▶ _Your instructions_
Go through the records below and copy out every line holding "glyph".

[Items from a data source]
---

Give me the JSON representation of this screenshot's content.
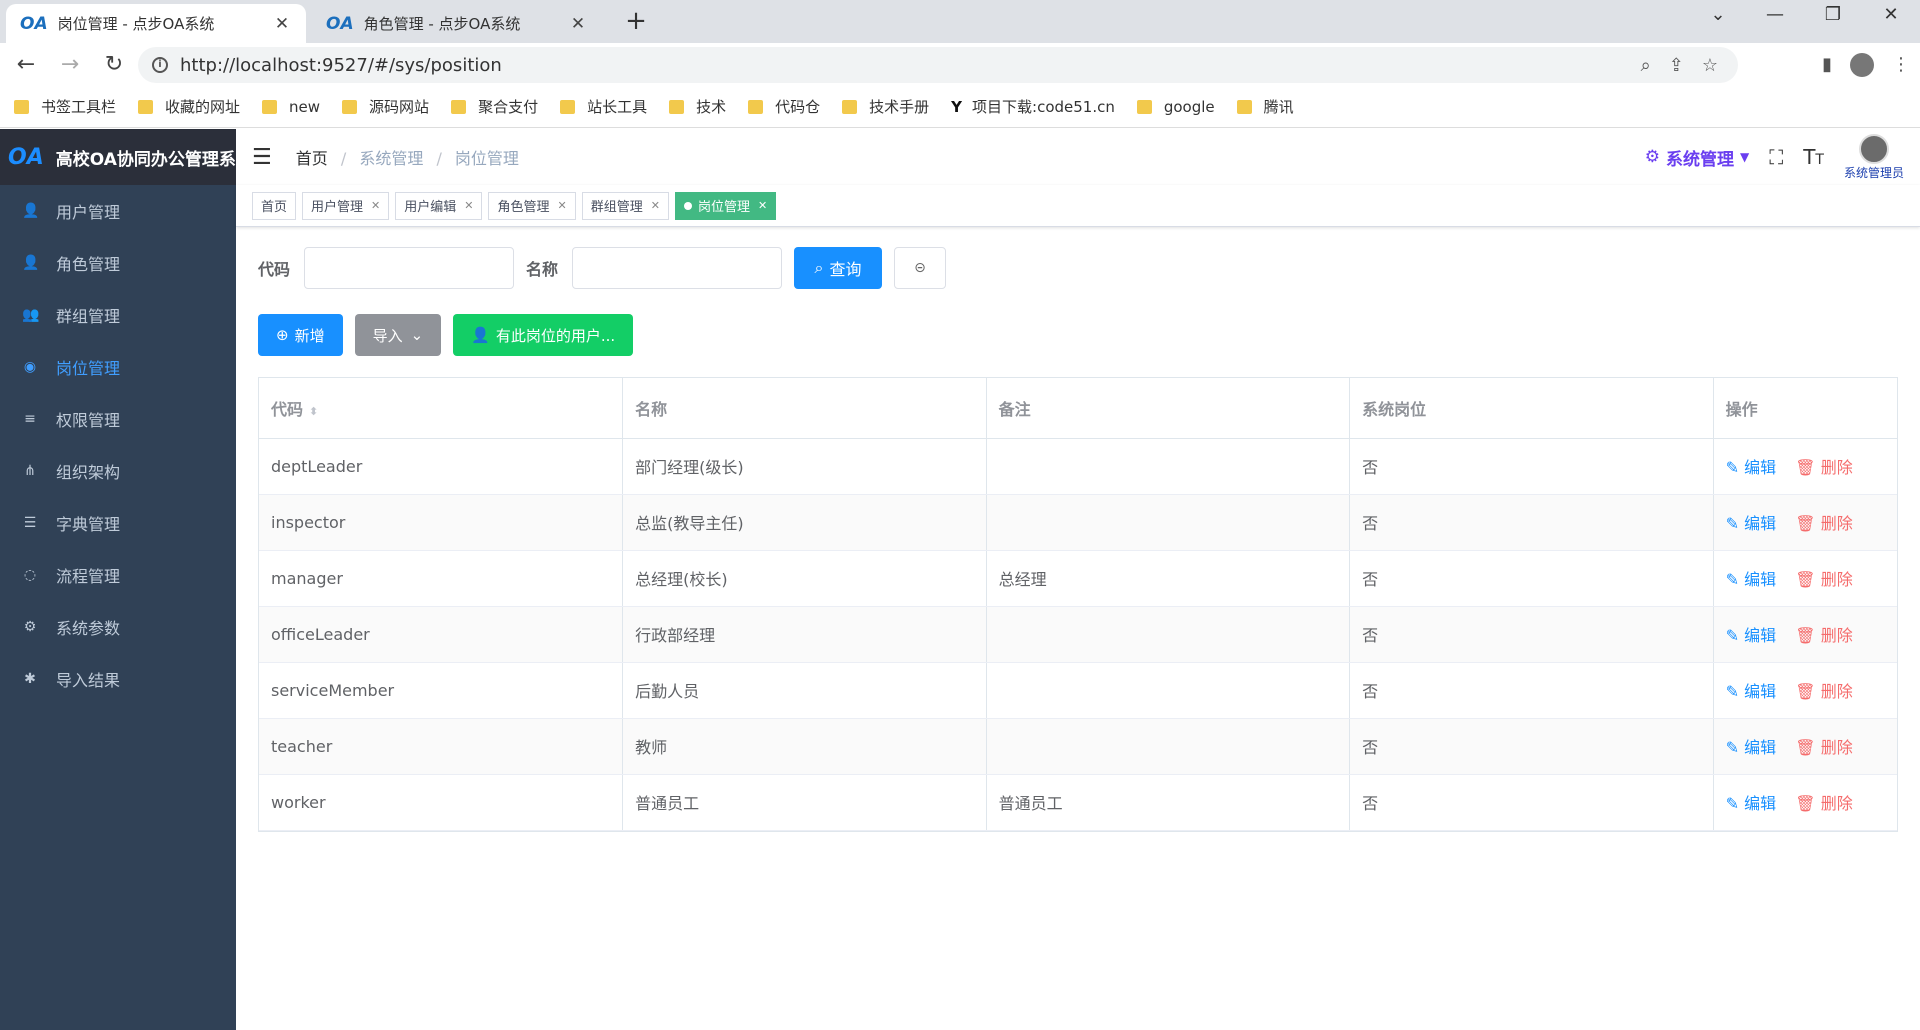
{
  "browser": {
    "tabs": [
      {
        "favicon": "OA",
        "title": "岗位管理 - 点步OA系统",
        "active": true
      },
      {
        "favicon": "OA",
        "title": "角色管理 - 点步OA系统",
        "active": false
      }
    ],
    "url": "http://localhost:9527/#/sys/position",
    "bookmarks": [
      "书签工具栏",
      "收藏的网址",
      "new",
      "源码网站",
      "聚合支付",
      "站长工具",
      "技术",
      "代码仓",
      "技术手册",
      "项目下载:code51.cn",
      "google",
      "腾讯"
    ]
  },
  "app": {
    "logo_icon": "OA",
    "title": "高校OA协同办公管理系统",
    "menu": [
      {
        "label": "用户管理",
        "icon": "user-icon",
        "glyph": "👤"
      },
      {
        "label": "角色管理",
        "icon": "role-icon",
        "glyph": "👤"
      },
      {
        "label": "群组管理",
        "icon": "group-icon",
        "glyph": "👥"
      },
      {
        "label": "岗位管理",
        "icon": "position-icon",
        "glyph": "◉",
        "active": true
      },
      {
        "label": "权限管理",
        "icon": "permission-icon",
        "glyph": "≡"
      },
      {
        "label": "组织架构",
        "icon": "org-tree-icon",
        "glyph": "⋔"
      },
      {
        "label": "字典管理",
        "icon": "list-icon",
        "glyph": "☰"
      },
      {
        "label": "流程管理",
        "icon": "flow-icon",
        "glyph": "◌"
      },
      {
        "label": "系统参数",
        "icon": "gear-icon",
        "glyph": "⚙"
      },
      {
        "label": "导入结果",
        "icon": "bug-icon",
        "glyph": "✱"
      }
    ],
    "breadcrumb": [
      "首页",
      "系统管理",
      "岗位管理"
    ],
    "system_menu": "系统管理",
    "user_name": "系统管理员",
    "tags": [
      "首页",
      "用户管理",
      "用户编辑",
      "角色管理",
      "群组管理",
      "岗位管理"
    ],
    "search": {
      "code_label": "代码",
      "name_label": "名称",
      "query_label": "查询"
    },
    "actions": {
      "add": "新增",
      "import": "导入",
      "users": "有此岗位的用户..."
    },
    "table": {
      "headers": [
        "代码",
        "名称",
        "备注",
        "系统岗位",
        "操作"
      ],
      "edit_label": "编辑",
      "delete_label": "删除",
      "rows": [
        {
          "code": "deptLeader",
          "name": "部门经理(级长)",
          "remark": "",
          "system": "否"
        },
        {
          "code": "inspector",
          "name": "总监(教导主任)",
          "remark": "",
          "system": "否"
        },
        {
          "code": "manager",
          "name": "总经理(校长)",
          "remark": "总经理",
          "system": "否"
        },
        {
          "code": "officeLeader",
          "name": "行政部经理",
          "remark": "",
          "system": "否"
        },
        {
          "code": "serviceMember",
          "name": "后勤人员",
          "remark": "",
          "system": "否"
        },
        {
          "code": "teacher",
          "name": "教师",
          "remark": "",
          "system": "否"
        },
        {
          "code": "worker",
          "name": "普通员工",
          "remark": "普通员工",
          "system": "否"
        }
      ]
    }
  }
}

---

▶ _Answer section_
        "glyph": "👤"
        "glyph": "👤"
        "glyph": "👥"
        "glyph": "◉",
        "glyph": "≡"
        "glyph": "⋔"
        "glyph": "☰"
        "glyph": "◌"
        "glyph": "⚙"
        "glyph": "✱"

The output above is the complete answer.